--- Supplied material ---

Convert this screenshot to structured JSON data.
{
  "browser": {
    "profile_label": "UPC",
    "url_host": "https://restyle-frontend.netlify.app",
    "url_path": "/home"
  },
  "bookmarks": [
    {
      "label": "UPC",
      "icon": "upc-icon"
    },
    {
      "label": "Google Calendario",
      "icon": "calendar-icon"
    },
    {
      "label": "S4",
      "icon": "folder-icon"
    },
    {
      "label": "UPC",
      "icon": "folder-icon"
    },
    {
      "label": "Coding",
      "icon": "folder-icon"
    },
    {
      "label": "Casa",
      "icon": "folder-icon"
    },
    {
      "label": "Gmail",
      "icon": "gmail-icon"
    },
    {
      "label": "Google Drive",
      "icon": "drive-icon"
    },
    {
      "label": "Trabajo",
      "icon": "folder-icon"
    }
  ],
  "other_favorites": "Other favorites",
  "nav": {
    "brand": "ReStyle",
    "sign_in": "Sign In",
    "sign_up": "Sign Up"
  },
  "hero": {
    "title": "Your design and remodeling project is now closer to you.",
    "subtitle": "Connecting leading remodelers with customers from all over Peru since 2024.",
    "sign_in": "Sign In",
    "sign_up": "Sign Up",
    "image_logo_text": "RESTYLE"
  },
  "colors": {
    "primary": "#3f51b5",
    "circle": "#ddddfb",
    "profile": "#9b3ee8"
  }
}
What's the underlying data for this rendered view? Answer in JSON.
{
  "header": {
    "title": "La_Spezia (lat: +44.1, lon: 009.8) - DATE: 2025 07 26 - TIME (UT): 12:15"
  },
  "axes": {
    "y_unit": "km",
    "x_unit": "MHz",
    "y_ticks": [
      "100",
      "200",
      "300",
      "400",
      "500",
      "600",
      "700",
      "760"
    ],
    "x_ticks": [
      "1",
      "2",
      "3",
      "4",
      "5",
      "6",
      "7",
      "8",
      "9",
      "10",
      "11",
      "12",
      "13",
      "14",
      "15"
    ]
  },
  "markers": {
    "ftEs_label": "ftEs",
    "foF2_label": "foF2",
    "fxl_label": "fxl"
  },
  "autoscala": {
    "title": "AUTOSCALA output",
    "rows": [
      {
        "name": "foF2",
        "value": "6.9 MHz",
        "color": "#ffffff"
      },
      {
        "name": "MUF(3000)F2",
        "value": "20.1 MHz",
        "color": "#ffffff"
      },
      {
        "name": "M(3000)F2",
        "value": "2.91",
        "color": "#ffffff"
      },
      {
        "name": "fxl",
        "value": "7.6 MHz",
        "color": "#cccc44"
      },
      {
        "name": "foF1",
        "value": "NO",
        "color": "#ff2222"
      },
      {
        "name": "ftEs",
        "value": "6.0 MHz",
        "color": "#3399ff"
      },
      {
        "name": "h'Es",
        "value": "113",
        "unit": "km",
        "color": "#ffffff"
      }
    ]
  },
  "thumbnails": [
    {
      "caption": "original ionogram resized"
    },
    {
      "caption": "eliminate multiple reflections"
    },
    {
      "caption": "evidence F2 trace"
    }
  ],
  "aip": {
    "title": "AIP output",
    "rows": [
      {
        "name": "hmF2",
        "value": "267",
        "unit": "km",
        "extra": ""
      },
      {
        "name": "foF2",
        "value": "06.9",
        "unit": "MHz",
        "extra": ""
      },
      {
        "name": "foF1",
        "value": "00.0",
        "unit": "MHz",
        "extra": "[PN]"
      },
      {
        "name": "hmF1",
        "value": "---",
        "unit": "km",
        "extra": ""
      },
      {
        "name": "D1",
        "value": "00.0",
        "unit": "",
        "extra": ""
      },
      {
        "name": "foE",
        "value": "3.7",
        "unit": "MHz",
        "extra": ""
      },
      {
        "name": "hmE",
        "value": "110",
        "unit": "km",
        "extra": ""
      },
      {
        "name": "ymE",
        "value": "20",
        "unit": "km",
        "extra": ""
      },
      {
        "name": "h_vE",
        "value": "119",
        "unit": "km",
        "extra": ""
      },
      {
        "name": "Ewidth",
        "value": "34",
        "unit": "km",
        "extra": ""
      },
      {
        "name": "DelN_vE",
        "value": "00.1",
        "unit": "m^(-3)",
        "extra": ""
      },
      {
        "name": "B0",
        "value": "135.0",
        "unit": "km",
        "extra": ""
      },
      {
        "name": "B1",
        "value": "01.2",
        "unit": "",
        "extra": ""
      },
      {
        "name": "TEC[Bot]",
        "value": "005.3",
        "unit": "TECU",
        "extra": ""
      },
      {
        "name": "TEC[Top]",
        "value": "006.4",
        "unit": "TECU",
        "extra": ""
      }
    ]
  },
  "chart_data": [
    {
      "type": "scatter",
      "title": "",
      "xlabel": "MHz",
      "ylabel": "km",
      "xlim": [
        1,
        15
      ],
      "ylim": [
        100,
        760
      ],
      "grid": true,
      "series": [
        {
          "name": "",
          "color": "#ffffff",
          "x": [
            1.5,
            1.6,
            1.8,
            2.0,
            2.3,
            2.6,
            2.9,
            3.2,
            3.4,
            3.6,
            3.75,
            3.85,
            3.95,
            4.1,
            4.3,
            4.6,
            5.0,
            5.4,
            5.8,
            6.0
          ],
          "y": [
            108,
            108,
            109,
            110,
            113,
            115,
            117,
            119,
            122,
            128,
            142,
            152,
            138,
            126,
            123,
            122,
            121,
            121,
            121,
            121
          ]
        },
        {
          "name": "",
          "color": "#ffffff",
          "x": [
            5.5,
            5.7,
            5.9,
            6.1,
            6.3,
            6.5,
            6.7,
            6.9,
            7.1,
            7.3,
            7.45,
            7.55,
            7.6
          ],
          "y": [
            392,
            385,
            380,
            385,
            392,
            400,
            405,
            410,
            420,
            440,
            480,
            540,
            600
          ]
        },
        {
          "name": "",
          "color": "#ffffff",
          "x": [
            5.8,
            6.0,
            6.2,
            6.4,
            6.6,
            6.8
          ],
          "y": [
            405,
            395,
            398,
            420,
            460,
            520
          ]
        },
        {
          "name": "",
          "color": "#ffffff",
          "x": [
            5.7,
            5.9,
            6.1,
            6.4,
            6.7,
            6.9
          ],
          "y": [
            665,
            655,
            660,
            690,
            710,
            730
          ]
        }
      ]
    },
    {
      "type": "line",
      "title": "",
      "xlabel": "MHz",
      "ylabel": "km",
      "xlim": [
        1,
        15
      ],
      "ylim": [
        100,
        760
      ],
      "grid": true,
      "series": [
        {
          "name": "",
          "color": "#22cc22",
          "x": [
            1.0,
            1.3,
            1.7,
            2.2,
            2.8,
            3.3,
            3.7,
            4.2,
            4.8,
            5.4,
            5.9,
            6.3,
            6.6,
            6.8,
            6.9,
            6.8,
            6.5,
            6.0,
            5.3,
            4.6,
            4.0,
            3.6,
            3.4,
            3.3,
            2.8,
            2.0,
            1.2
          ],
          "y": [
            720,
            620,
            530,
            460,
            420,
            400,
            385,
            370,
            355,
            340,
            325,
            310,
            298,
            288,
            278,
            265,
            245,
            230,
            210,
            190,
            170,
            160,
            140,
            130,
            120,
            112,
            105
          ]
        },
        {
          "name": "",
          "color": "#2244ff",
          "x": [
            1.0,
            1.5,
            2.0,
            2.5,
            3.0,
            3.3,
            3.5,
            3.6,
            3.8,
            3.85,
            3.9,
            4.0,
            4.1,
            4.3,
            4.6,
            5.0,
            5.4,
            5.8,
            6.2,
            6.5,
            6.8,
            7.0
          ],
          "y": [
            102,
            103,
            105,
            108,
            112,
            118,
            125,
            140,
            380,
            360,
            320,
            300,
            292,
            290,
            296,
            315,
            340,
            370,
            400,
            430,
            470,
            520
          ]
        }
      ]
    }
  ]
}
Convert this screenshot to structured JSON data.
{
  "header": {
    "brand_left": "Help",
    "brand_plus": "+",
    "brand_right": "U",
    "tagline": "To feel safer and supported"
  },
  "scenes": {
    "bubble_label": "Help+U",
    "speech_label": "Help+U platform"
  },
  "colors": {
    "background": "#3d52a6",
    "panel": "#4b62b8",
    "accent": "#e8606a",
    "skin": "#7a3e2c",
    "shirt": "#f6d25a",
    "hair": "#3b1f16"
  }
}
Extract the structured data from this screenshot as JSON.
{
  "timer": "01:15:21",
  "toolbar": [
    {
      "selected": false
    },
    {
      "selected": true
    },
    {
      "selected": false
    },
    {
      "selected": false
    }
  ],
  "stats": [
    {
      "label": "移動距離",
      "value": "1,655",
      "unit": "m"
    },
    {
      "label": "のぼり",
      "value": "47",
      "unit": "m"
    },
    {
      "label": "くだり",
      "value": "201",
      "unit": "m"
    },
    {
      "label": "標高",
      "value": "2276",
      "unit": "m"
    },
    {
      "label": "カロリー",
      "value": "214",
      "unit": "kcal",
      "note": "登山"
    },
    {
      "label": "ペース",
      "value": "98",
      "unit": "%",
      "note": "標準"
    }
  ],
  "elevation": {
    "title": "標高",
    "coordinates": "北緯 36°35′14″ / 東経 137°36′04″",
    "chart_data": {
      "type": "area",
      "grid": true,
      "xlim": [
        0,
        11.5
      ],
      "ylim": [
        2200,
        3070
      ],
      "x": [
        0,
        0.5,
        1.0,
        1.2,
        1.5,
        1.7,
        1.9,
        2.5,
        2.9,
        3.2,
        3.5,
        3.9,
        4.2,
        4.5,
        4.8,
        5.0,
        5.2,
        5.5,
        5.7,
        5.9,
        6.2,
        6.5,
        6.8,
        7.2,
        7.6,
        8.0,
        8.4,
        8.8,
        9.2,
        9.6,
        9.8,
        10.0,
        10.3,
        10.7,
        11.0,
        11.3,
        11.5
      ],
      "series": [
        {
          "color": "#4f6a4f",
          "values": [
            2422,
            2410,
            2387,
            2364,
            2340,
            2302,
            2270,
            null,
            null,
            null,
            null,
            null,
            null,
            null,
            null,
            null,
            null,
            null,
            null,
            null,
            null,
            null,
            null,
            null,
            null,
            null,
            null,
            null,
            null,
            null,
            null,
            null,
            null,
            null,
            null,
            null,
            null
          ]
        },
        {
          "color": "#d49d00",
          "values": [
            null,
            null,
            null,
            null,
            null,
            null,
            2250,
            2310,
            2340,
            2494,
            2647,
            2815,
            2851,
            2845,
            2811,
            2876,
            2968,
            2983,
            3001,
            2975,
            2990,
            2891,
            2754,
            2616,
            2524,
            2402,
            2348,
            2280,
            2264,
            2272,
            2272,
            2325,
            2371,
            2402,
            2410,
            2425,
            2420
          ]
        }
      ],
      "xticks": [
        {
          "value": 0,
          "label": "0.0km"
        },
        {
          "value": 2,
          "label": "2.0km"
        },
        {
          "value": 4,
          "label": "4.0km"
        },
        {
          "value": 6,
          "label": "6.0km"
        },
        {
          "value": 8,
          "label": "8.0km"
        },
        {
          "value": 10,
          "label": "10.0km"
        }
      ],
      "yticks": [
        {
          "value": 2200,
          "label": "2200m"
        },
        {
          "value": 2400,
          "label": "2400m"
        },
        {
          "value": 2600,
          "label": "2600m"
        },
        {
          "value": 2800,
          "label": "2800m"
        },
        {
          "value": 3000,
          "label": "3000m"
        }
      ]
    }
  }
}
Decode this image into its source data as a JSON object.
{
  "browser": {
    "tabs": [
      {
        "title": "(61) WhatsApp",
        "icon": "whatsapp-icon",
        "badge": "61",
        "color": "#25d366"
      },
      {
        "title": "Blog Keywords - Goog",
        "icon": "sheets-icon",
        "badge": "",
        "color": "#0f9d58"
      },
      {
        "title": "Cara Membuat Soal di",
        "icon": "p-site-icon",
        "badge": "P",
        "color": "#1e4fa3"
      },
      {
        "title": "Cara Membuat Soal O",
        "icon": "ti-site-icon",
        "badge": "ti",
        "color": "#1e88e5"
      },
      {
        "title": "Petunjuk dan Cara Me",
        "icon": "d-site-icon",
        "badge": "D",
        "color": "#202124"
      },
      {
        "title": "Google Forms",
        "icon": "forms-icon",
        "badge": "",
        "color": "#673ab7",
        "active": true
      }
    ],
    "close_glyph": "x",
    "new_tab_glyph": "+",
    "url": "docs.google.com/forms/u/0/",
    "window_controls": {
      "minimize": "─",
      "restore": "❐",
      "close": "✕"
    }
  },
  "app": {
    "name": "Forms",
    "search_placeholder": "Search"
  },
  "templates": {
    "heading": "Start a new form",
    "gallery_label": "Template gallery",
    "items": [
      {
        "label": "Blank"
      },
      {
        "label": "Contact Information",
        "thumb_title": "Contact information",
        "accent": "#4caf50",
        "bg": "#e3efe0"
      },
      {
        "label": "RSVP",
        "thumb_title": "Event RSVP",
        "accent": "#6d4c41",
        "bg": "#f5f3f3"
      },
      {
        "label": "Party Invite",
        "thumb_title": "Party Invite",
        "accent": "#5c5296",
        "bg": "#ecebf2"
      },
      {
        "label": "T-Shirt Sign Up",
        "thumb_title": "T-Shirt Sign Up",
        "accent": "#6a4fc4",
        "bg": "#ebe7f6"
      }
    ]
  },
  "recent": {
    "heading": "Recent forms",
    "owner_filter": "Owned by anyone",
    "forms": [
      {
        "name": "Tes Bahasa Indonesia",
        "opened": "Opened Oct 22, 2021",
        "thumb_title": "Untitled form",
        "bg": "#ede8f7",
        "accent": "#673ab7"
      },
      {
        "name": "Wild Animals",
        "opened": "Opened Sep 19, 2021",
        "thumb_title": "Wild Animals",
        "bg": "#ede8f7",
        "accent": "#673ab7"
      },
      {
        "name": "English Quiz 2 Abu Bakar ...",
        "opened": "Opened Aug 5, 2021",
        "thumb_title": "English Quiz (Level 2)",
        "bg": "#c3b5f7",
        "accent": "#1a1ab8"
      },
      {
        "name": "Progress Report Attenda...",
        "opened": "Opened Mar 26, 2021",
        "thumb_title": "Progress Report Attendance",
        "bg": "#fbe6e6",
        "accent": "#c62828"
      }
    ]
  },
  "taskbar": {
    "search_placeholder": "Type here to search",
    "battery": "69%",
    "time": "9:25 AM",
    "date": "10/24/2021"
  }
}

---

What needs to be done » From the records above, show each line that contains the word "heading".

Result of this task »
    "heading": "Start a new form",
    "heading": "Recent forms",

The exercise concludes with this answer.